Amazon.com Inc.’s new deal with the U.S. Postal Service will put diapers and books into the hands of its customers on Sundays. Postal Service officials want it to pave the way for similar deals in the future.
While the Amazon arrangement will offer a limited financial boost, Postmaster General Patrick Donahoe said in an interview that he wants to expand the service to other retailers. Amazon doesn’t have an exclusive deal for Sunday delivery.
“We are certainly, as we always do, talking with other people in this market,” Donahoe said. “We think we offer very reasonable prices and assurances with scanning that customers like.” He wouldn’t name names.
The arrangement may become a template for similar delivery contracts with Best Buy Co., EBay Inc., LL Bean Inc., Sears Holdings Corp., Target Corp. and Wal-Mart Stores Inc., said Gene Del Polito, president of the Association for Postal Commerce. The Alexandria, Virginia-based group’s members include Bank of America Corp. and JPMorgan Chase & Co.
Weekend and custom deliveries are nothing new for the Postal Service, which trails FedEx Corp. and United Parcel Service Inc. in express delivery. UPS has 51 percent of the U.S. small-package shipping market, followed by 34 percent for FedEx and 15 percent for the Postal Service, according to a Bloomberg Industries report.
It already offers a Sunday delivery option for Priority Mail Express, its fastest service, and had 378 negotiated service contracts in the fiscal year that ended Sept. 30, according to a regulatory filing. It considers the contracts proprietary information so doesn’t release the terms.
The Amazon Sunday deliveries have started for customers in New York and Los Angeles. Amazon said in a statement Nov. 11 the offering will expand to cities including Dallas, Houston, Phoenix, New Orleans next year. Amazon said shipping prices will be the same for its Sunday-delivery customers.

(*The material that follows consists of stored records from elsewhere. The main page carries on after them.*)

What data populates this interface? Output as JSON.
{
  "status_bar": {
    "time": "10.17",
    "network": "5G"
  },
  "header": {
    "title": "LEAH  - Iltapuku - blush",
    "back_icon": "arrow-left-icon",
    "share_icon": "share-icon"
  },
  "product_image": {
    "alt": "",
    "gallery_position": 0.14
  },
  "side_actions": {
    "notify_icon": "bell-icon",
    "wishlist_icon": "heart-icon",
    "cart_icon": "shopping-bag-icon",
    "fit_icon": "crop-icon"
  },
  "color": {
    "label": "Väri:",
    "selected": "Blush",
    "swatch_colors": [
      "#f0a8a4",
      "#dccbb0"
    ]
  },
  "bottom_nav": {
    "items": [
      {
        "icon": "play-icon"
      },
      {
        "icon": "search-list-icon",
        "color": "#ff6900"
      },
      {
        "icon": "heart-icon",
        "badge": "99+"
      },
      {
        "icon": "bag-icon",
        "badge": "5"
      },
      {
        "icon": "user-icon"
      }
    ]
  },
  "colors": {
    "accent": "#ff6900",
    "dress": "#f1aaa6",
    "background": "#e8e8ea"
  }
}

Delivering Amazon’s packages on Sundays may add only $1 million in revenue for the Postal Service for rest of this year, said Satish Jindel, president of SJ Consulting Group, a logistics advisory firm based in Sewickley, Pennsylvania. Jindal said the number is a guess as it is too small to be worthwhile to calculate. The service had $66 billion in revenue last fiscal year and lost about $13.7 million a day.
In December 2012, the Postal Service announced an agreement with 1-800-FLOWERS.com for a trial of same-day delivery in San Francisco.

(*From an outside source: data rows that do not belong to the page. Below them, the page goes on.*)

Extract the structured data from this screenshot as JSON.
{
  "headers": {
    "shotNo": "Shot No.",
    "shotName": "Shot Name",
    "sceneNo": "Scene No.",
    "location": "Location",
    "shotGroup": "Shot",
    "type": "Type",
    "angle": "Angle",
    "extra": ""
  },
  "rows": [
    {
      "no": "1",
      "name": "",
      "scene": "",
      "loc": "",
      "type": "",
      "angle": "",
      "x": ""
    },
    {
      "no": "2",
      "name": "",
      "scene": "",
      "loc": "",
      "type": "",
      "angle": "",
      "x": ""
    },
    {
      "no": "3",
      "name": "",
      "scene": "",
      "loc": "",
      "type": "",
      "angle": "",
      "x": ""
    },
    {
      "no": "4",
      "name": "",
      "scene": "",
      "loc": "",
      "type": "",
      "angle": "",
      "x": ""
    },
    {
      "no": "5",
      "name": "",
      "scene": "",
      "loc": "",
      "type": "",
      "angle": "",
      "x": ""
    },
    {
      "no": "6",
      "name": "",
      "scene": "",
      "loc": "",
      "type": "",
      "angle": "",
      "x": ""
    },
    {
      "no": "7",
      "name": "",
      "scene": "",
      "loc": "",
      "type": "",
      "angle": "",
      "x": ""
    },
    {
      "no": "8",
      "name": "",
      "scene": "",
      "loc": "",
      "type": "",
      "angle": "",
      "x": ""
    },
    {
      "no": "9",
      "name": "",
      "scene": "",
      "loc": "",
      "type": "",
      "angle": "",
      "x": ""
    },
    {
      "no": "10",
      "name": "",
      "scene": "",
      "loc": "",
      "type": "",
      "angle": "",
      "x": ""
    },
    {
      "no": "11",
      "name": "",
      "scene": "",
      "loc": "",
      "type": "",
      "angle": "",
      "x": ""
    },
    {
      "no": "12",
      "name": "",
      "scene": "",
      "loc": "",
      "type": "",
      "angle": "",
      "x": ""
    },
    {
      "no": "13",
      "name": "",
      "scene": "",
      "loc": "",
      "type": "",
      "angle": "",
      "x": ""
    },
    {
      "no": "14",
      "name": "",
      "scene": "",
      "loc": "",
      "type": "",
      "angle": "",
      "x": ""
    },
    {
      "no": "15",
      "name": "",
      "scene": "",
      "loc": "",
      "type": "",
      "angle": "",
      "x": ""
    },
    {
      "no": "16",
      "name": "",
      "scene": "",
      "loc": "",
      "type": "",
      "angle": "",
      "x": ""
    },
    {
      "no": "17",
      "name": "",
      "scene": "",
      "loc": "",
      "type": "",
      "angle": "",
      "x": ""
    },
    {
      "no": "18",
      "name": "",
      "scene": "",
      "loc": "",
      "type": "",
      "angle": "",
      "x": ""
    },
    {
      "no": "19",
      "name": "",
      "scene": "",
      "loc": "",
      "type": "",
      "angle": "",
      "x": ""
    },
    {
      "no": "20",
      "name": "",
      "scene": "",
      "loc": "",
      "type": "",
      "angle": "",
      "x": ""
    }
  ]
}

“While the USPS will benefit from increased network density, it’s unclear how the deal will affect its weak financial footing,” Lee Klaskow, a Bloomberg Industries analyst, said in a Nov. 13 report.
The service’s ability to find new sources of revenue, even if they aren’t large, may have unintentionally made it harder to convince Congress to pass legislation changing the postal business model, Del Polito said.

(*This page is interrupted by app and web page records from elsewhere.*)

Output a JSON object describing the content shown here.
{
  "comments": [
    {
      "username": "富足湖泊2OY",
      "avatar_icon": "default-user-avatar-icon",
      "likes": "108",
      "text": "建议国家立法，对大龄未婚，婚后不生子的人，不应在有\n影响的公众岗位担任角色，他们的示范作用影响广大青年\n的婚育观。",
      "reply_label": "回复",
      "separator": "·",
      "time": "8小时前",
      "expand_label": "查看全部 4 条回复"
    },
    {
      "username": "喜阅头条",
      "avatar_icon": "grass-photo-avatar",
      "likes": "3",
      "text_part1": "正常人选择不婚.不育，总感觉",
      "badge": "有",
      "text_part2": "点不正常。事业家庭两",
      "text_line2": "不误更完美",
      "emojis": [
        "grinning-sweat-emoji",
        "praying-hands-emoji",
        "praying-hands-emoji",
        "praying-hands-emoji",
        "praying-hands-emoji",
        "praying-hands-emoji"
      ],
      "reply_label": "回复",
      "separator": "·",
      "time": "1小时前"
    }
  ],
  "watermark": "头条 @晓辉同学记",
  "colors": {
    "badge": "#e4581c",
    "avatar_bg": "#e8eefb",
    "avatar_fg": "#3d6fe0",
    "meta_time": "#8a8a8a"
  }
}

The Postal Service, while reporting an annual loss of $5 billion on Nov. 15, said it increased revenue for the first time since 2008.
“Clearly it’s not going to have the urgency the Postal Service deserves because Congress loves having the heat taken off them,” Del Polito said in a phone interview.
“A lot of people are going to be asking why do we need to do this complicated bill, which makes a number of changes various people don’t like, when the Postal Service has found a way to make money?”
Donahoe said the service still needs Congress to change payments for future retiree health-care costs, a $5.6 billion-a-year obligation that causes most of the service’s losses, and to cut Saturday letter delivery. Legislation to allow those changes has stalled in the past two sessions of Congress.
The service has also asked for more leeway from Congress to expand into new lines of business. Yesterday, the Postal Service announced a deal with office-supply company Staples Inc. to sell postal products and services at some of its stores.
“If you take a look at our balance sheet right now, the Congress should have no comfort with anything that’s on there,” Donahoe said in a phone interview.
“It’s nice to have a positive trend that we’ve seen in the past year, but I think it would be a big mistake for anyone to sit back and think the problems would be solved.”